§ **Exercise objective**: Whichever lines of the entries hold the word "keywords" should be identified and copied.

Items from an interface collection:
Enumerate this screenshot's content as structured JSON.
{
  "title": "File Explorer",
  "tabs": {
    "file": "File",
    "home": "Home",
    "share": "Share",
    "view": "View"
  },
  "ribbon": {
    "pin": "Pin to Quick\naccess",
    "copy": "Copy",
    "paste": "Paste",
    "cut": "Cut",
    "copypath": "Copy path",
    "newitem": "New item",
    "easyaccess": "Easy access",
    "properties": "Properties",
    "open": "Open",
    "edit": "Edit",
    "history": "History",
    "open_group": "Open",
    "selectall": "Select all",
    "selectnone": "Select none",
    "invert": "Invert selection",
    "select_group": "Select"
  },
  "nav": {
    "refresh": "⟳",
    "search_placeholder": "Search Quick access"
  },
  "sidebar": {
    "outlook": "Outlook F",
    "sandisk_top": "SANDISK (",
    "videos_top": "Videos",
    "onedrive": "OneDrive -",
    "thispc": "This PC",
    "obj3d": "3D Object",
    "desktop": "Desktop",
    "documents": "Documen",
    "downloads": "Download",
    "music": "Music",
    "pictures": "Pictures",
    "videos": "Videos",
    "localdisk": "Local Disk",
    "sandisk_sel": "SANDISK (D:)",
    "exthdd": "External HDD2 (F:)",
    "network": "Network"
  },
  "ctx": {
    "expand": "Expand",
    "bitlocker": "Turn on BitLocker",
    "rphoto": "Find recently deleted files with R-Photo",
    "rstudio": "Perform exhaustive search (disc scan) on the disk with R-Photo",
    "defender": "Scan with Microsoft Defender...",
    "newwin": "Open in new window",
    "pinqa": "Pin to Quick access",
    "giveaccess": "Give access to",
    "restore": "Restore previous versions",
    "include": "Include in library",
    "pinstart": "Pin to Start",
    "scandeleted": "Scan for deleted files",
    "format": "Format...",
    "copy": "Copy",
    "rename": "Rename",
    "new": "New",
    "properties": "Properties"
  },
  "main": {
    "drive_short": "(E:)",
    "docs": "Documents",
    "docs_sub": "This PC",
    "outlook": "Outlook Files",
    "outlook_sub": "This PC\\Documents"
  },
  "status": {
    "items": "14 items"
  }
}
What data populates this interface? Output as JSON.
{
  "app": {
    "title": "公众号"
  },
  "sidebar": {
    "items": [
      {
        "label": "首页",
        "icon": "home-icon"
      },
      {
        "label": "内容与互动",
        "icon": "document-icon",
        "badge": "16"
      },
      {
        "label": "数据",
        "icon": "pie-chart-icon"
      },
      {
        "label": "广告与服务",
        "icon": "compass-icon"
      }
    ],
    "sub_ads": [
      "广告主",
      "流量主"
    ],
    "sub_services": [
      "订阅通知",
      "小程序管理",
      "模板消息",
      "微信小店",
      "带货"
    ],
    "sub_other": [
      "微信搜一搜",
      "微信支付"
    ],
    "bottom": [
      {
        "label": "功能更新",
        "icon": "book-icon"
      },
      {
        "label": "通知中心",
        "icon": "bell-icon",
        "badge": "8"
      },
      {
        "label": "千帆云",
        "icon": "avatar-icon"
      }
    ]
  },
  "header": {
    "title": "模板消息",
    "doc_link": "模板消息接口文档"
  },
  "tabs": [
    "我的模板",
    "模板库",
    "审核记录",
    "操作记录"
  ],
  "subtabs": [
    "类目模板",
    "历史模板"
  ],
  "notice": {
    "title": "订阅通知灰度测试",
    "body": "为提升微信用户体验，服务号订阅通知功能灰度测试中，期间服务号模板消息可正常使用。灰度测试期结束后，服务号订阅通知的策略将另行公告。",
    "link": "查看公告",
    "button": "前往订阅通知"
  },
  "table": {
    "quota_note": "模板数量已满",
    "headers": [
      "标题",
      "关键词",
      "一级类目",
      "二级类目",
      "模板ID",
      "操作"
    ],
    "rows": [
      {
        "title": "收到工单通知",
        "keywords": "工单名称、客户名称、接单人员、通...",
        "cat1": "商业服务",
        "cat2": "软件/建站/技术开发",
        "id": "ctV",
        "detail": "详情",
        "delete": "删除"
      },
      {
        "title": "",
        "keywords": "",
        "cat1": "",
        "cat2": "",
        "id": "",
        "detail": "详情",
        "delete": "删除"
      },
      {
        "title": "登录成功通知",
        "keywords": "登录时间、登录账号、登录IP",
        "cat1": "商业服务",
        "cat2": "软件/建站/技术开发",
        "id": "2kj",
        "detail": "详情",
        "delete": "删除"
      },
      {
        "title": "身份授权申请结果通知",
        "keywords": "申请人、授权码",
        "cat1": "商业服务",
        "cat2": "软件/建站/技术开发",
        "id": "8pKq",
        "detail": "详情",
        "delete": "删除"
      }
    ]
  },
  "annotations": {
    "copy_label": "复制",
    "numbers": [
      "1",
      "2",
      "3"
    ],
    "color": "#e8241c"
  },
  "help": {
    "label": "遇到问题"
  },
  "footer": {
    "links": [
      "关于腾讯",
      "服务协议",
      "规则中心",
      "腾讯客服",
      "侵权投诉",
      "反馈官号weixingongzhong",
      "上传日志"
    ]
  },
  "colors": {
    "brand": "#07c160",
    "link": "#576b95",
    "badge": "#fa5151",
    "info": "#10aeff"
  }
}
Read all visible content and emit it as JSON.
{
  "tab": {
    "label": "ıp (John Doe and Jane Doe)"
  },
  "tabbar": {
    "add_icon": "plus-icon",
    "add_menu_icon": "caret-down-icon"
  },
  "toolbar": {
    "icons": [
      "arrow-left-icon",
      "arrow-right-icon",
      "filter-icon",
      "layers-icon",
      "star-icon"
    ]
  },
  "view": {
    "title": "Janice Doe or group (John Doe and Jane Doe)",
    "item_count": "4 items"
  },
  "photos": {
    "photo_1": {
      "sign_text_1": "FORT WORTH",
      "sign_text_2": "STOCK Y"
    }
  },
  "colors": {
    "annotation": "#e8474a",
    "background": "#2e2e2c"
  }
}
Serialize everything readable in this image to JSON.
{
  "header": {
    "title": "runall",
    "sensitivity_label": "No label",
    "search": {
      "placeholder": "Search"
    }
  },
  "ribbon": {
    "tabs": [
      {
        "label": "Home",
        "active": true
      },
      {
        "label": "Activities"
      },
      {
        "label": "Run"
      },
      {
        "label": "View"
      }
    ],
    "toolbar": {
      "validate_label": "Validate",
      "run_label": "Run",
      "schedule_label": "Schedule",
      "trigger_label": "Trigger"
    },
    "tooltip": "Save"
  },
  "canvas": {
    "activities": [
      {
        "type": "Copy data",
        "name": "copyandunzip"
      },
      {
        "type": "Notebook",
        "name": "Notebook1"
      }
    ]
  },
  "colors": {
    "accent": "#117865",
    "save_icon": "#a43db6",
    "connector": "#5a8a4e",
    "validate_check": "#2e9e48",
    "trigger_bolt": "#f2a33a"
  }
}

§ **Exercise output**:
        "keywords": "工单名称、客户名称、接单人员、通...",
        "keywords": "",
        "keywords": "登录时间、登录账号、登录IP",
        "keywords": "申请人、授权码",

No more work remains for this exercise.